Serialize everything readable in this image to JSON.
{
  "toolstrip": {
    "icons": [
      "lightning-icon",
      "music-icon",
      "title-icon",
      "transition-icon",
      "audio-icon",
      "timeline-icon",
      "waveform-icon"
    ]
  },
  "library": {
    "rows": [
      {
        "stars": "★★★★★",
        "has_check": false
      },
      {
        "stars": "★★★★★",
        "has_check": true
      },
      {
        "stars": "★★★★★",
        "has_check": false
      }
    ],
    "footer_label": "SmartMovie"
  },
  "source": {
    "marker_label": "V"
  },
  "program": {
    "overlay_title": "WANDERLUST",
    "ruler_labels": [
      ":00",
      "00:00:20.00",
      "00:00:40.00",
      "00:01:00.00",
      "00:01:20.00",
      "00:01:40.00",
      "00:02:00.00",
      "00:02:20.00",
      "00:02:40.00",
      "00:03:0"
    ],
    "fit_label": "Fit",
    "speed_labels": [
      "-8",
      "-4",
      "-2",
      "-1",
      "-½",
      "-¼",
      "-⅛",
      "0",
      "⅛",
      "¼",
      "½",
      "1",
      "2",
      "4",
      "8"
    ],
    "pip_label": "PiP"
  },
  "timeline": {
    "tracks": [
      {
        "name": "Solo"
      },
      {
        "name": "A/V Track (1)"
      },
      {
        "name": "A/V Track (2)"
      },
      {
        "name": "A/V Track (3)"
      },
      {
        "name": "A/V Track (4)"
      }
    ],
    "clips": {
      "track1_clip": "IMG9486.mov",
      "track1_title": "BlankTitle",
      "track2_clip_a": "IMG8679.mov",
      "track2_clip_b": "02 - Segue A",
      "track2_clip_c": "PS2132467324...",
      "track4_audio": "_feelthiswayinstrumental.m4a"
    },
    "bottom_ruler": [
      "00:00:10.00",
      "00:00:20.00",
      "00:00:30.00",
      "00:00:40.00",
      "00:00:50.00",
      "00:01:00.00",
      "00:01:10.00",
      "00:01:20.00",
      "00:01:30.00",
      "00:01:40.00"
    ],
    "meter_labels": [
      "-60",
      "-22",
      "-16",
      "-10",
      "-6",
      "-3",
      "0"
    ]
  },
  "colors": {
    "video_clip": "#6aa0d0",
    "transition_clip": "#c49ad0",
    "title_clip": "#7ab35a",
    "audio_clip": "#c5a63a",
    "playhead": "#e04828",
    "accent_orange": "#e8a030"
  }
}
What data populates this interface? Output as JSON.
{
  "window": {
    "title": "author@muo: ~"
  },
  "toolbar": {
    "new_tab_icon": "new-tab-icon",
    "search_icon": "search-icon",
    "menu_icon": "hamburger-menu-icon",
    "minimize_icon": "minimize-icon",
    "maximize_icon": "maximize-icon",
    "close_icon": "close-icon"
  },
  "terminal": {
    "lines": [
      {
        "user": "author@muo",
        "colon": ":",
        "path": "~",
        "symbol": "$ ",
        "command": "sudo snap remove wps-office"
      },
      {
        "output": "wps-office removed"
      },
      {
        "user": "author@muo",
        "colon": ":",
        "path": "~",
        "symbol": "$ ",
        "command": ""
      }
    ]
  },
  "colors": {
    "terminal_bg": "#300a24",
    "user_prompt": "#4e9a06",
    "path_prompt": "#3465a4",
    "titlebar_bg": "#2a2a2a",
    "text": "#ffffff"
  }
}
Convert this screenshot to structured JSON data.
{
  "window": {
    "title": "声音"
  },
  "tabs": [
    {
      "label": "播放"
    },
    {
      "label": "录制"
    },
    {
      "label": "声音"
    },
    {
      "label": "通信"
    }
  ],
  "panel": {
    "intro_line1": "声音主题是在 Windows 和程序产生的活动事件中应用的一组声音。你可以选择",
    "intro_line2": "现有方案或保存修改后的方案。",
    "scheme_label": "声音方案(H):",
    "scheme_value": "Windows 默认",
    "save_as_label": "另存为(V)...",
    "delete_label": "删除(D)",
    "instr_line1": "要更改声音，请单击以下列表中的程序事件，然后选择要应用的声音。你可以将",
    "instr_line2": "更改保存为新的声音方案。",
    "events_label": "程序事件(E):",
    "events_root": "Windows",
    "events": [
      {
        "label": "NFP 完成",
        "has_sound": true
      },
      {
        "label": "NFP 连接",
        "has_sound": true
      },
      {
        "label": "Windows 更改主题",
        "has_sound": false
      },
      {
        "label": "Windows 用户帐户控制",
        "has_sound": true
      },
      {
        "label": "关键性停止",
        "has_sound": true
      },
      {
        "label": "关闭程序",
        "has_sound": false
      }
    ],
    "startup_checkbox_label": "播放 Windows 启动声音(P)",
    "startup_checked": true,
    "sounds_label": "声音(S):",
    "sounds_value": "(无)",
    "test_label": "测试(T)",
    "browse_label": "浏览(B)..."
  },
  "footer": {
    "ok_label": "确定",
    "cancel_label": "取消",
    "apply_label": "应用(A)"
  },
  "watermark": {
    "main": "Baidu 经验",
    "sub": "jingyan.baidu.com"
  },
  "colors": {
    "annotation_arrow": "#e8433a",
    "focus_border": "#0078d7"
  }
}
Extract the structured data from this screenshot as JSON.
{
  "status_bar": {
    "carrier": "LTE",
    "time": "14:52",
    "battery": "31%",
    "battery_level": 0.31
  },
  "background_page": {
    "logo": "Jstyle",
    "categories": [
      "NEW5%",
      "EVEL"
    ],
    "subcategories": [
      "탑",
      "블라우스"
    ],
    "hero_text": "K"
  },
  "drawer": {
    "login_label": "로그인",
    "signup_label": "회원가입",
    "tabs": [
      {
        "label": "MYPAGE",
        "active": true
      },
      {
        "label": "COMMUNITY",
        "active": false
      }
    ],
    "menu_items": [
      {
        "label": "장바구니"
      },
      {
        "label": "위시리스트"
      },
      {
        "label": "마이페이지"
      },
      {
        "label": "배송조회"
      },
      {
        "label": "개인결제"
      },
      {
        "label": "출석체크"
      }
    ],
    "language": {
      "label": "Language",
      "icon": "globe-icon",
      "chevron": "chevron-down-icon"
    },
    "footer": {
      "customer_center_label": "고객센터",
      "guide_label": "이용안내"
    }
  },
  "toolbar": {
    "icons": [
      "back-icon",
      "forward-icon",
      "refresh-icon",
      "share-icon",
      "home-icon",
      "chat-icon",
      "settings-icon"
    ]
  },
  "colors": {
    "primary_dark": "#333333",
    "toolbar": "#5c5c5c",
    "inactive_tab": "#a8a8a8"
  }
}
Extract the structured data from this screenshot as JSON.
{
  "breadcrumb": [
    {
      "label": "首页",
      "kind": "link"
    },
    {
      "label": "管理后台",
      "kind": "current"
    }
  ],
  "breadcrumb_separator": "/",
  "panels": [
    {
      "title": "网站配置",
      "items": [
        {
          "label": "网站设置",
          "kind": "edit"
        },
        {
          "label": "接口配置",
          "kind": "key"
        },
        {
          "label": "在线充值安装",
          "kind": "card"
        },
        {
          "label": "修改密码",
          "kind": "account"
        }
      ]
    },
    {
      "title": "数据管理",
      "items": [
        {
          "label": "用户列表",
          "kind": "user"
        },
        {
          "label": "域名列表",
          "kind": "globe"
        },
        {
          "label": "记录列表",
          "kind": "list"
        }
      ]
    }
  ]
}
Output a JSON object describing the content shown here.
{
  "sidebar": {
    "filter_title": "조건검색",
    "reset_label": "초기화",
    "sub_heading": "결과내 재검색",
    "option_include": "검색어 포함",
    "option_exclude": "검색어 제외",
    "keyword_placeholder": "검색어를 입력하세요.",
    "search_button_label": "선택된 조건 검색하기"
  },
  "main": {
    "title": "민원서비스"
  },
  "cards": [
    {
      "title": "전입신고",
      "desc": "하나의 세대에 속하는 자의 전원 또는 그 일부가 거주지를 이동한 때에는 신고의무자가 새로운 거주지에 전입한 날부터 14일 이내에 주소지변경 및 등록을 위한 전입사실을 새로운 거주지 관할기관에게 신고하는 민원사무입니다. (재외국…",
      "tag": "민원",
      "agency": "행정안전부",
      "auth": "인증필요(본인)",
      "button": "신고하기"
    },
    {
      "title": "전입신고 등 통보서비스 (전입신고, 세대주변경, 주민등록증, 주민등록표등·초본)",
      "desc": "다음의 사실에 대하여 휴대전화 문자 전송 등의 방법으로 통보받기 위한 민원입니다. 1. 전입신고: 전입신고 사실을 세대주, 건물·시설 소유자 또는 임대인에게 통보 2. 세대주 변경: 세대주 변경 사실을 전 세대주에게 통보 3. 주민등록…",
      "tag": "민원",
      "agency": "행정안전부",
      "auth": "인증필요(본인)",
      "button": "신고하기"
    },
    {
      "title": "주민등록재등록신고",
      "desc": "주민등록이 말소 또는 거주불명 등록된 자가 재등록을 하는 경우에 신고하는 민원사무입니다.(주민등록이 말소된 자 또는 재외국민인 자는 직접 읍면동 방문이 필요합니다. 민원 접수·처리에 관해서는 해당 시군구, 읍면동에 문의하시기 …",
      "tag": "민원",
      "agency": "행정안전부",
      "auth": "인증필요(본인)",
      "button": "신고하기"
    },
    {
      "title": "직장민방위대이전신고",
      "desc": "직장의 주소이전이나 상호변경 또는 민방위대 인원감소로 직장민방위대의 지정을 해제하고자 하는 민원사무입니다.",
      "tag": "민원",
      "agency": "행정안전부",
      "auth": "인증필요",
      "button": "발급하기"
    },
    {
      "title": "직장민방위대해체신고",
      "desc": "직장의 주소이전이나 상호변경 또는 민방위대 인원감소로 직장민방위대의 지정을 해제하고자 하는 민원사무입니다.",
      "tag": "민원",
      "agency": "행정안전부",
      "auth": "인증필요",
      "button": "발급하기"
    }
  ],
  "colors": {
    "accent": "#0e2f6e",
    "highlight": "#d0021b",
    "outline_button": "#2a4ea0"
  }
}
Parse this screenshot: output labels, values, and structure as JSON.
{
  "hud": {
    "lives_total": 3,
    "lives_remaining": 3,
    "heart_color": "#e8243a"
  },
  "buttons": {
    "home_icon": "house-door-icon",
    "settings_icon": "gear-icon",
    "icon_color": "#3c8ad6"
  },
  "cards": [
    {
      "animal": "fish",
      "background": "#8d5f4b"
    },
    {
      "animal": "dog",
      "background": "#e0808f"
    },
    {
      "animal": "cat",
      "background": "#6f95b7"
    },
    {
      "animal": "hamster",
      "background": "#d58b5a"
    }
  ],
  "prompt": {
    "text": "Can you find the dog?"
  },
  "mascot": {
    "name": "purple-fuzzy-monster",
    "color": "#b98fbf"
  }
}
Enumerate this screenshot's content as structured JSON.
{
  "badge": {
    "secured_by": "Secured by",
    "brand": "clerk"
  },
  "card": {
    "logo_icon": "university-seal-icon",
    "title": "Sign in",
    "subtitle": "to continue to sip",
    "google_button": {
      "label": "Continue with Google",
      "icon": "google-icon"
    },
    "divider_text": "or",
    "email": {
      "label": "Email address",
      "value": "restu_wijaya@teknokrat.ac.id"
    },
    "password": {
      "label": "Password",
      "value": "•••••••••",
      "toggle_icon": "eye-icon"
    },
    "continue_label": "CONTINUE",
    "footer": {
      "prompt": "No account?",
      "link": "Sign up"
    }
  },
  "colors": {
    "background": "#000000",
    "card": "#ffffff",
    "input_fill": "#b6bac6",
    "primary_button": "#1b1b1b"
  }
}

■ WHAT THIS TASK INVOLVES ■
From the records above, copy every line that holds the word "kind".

■ RESULT OF THIS EXERCISE ■
      "kind": "link"
      "kind": "current"
          "kind": "edit"
          "kind": "key"
          "kind": "card"
          "kind": "account"
          "kind": "user"
          "kind": "globe"
          "kind": "list"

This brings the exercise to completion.